    Koch: Right. Michael, what about your high net worth individuals? How are they reacting to this, and how are you advising them? Because you guys are in a bit of a conflict, aren’t you, because you’re meant to add value to your clients, and in the past it’s been this almost battle between the tax office and yourselves to say “Okay, well, they plugged this hole, but here, there’s another one”. It’s getting harder and harder now.

    Bersten: Well, the first thing to say is whatever it might have been in the past, it ain’t that way now. Our client base, this might be of interest, we haven’t got anybody currently from our client base who is coming forward for Project Do It. Either they’ve come forward before, or we don’t believe they’ve got anything to disclose. I think that really reflects the premise that if you’re well advised you will have come forward already or you’ll come forward now for all the reasons that Mark has said.

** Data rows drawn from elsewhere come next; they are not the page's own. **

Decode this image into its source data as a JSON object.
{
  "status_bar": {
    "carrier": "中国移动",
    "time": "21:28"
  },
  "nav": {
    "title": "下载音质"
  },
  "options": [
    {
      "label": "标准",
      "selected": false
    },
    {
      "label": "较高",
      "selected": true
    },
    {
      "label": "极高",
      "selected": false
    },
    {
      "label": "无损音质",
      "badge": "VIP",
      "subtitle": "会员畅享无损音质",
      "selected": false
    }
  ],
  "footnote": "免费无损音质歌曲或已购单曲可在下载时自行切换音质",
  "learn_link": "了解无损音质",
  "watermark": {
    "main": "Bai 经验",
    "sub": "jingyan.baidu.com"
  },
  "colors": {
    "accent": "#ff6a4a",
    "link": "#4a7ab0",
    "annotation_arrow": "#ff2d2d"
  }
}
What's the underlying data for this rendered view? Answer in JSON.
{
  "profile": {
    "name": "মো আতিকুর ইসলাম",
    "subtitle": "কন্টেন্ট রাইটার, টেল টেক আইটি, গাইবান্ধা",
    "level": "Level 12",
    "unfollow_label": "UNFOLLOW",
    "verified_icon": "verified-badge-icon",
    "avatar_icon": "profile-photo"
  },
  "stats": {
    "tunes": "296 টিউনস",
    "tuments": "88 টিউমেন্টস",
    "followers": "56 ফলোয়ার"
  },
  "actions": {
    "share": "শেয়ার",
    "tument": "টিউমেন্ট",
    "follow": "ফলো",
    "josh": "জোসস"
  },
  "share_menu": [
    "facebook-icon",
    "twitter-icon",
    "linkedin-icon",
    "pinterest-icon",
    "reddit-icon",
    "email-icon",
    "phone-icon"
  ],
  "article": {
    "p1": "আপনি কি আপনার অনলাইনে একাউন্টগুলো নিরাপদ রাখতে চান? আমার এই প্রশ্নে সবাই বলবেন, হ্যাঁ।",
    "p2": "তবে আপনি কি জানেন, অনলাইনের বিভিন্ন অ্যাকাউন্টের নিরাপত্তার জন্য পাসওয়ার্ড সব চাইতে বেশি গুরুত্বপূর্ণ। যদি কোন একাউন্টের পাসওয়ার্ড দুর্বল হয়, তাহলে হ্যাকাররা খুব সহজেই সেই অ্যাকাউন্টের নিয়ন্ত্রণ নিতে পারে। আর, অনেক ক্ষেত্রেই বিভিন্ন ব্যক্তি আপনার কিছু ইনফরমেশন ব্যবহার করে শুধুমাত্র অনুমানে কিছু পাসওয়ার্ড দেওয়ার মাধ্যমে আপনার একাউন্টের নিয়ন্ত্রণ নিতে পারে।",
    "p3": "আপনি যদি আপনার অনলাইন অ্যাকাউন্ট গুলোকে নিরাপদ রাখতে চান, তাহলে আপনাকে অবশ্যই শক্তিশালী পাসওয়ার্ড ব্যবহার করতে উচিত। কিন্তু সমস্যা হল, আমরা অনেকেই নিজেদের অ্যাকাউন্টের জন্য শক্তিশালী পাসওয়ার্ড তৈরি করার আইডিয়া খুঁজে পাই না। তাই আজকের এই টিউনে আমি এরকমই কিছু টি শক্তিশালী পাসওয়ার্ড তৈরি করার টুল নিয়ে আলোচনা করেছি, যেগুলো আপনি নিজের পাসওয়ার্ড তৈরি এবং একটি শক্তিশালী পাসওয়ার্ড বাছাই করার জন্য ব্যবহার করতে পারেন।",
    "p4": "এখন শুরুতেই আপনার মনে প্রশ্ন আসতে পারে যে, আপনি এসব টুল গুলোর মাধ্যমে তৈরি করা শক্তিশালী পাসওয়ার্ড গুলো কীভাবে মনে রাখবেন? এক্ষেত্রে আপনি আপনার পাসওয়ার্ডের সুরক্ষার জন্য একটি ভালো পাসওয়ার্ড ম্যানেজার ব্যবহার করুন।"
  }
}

    To me the critical question now is the communication to people who should come forward, how do we get that message to them is the critical question. It’s, as Mark said, there could be a number of reasons for it, but I’d go back to some of the messages from earlier. If you have something to disclose, you should come forward, it’s in your own best interest. Get some further advice, and find out what your position is. But probably another message I just want to add is the tax office has gone through a really fantastic process here of consulting and ensuring this is a robust, fair and balanced program, in the best interests of Australia, but also in the best interests of the individuals concerned.

    Koch: So they’ve consulted guys like you, and you’ve said “Okay, it’s the best way to do it”?

    Bersten: They’ve consulted, yep. What I’d be asking, and I ask all of our clients, is “On this one, I know you might not have a history of feeling comfortable trusting the tax office, but trust the tax office, this is the best deal in town. But believe me, and trust me, if you don’t come forward, and you should, you are going to be in a world of hurt”.

    Koch: Right, okay.


      Last modified: 20 Oct 2014QC 42905